WHAT IS REQUIRED:
Please output every entry below precisely as written.

━━━━━━

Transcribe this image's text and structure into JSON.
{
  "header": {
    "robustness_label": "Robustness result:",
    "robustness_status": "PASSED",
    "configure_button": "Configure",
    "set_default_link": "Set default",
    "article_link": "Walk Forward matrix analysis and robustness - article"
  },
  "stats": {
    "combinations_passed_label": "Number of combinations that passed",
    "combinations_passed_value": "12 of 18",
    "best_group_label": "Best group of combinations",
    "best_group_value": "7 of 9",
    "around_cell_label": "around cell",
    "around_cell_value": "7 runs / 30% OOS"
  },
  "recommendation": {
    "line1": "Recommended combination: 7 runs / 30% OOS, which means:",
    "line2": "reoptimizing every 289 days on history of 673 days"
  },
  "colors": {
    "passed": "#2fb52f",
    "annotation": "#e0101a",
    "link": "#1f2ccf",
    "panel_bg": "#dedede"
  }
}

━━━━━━

ANSWER SECTION:
Transcribe this image's text and structure into JSON.
{
  "header": {
    "robustness_label": "Robustness result:",
    "robustness_status": "PASSED",
    "configure_button": "Configure",
    "set_default_link": "Set default",
    "article_link": "Walk Forward matrix analysis and robustness - article"
  },
  "stats": {
    "combinations_passed_label": "Number of combinations that passed",
    "combinations_passed_value": "12 of 18",
    "best_group_label": "Best group of combinations",
    "best_group_value": "7 of 9",
    "around_cell_label": "around cell",
    "around_cell_value": "7 runs / 30% OOS"
  },
  "recommendation": {
    "line1": "Recommended combination: 7 runs / 30% OOS, which means:",
    "line2": "reoptimizing every 289 days on history of 673 days"
  },
  "colors": {
    "passed": "#2fb52f",
    "annotation": "#e0101a",
    "link": "#1f2ccf",
    "panel_bg": "#dedede"
  }
}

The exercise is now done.